In the quest for recreation, Lake Mead stands unparalleled, inviting one and all to bask in its radiant wonderment. From the thrum of the engine to the lap of the waves, from the flash of the fish to the grandiosity of the canyons, this area is truly a multifaceted jewel borne of the Colorado River’s might and the ingenuity of the Hoover Dam. Lake Mead’s map of memories is vast, and for those eager to explore, it reads like an invitation to discover the wild heart of recreation itself.

History and Future of Lake Mead’s Water Levels: An Inflow Chronicle

Lake Mead’s water levels have a rich history marked by the construction of Hoover Dam in the 1930s, creating the reservoir. Over the years, changing inflow patterns, prolonged drought, and increased demand have led to fluctuations, emphasizing the need for sustainable water management practices to secure the lake’s future as a vital water source for the Southwest. The ongoing efforts to address water challenges reflect a commitment to balancing the historical significance and future resilience of Lake Mead’s water levels.

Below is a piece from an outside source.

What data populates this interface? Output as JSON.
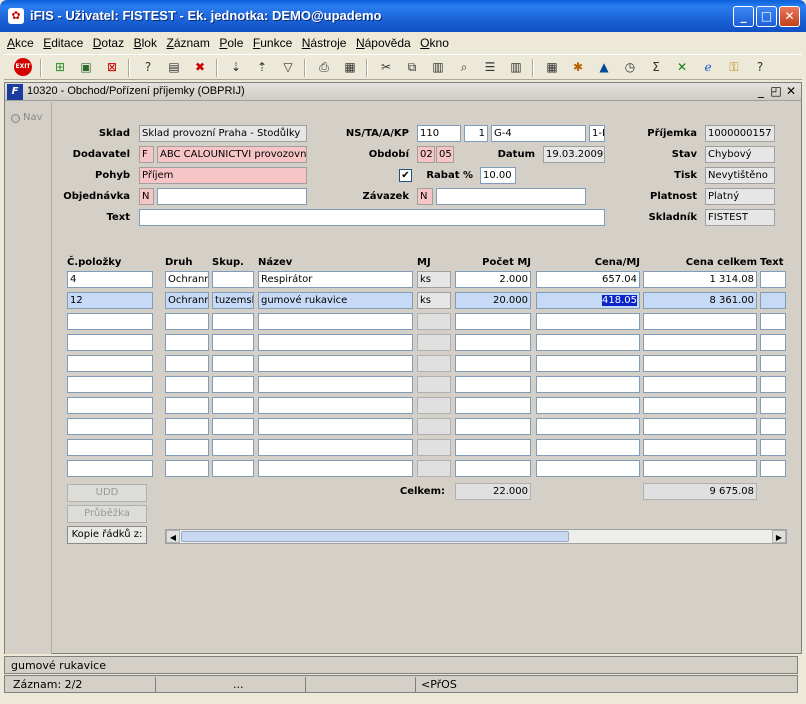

The inhospitable weather, at times, replenished the lake in bountiful floods, or at others, left it wanting under an unforgiving sun. A chronicle of inflow, the Colorado River sustained the lake, its fortunes waxing and waning with each meander through the austere canyons of Arizona. Lake Mead’s water, measured in illustrious feet (ft), was an odometer of prosperity and predicament.

The lake itself, capricious in its moods, has weathered epochs. Feedback from scientists and environmentalists, weaving through Lake Mead’s narrative, heralds a future ripe with challenges. Yet, as surely as the river flows, Lake Mead endures—its expanses of water and canyon. This living archetype of water resource management serves not merely as a vast lake, but as a vibrant ecological testament to the delicate balance between nature and civilization.

Mead’s evolution, a living inflow chronicle, holds invaluable lessons for regions beyond. As the surrounding Las Vegas watches, the lake beckons to those seeking understanding, offering a reservoir of knowledge on the imperative of harmonious coexistence with our natural water sources. The future of Lake Mead’s water levels, intertwined with the river, weather, and humans alike, remains a profound narrative—one not just penned within the annals of history, but one that will be etched into the fabric of time.

JimGalloway Author/Editor


Arizona State University-Lake Mead


Q: What is Lake Mead and how was it formed?
A: Lake Mead is a vast reservoir near Las Vegas, Nevada created by the Hoover Dam, which corralled the waters of the Colorado River. It’s the largest reservoir in the United States by volume, serving as both a water resource and a recreational haven.
Q: Why was the Hoover Dam constructed?
A: The Hoover Dam was constructed with the dual purpose of flood control and hydroelectric power generation. Its establishment marked a new era of water resource management in the Southwestern United States.
Q: What ecosystems are supported by Lake Mead?
A: Lake Mead sustains a dynamic water ecosystem, fostering biodiversity with a variety of aquatic species and plants along its shores. It’s enriched by canyon inflow, which brings silt and fresh deposits into the basin.
Q: How does Lake Mead impact the surrounding communities and environment?
A: Lake Mead provides vital water resources for communities and ecosystems, and it’s also a key habitat supporting a diverse range of flora and fauna. Its water levels and health are indicative of larger environmental trends and challenges.
Q: What recreational activities can be enjoyed at Lake Mead?
A: Lake Mead offers boating, fishing, and panoramic canyon tours, among other activities. It’s a place where visitors can experience the tranquility of nature or engage in water sports and exploration.
Q: How do environmental changes affect Lake Mead?
A: Environmental changes, including weather patterns and climate change, significantly impact Lake Mead’s water levels. This affects the ecosystem, recreational activities, and the water supply for human consumption in the region.

Recent Posts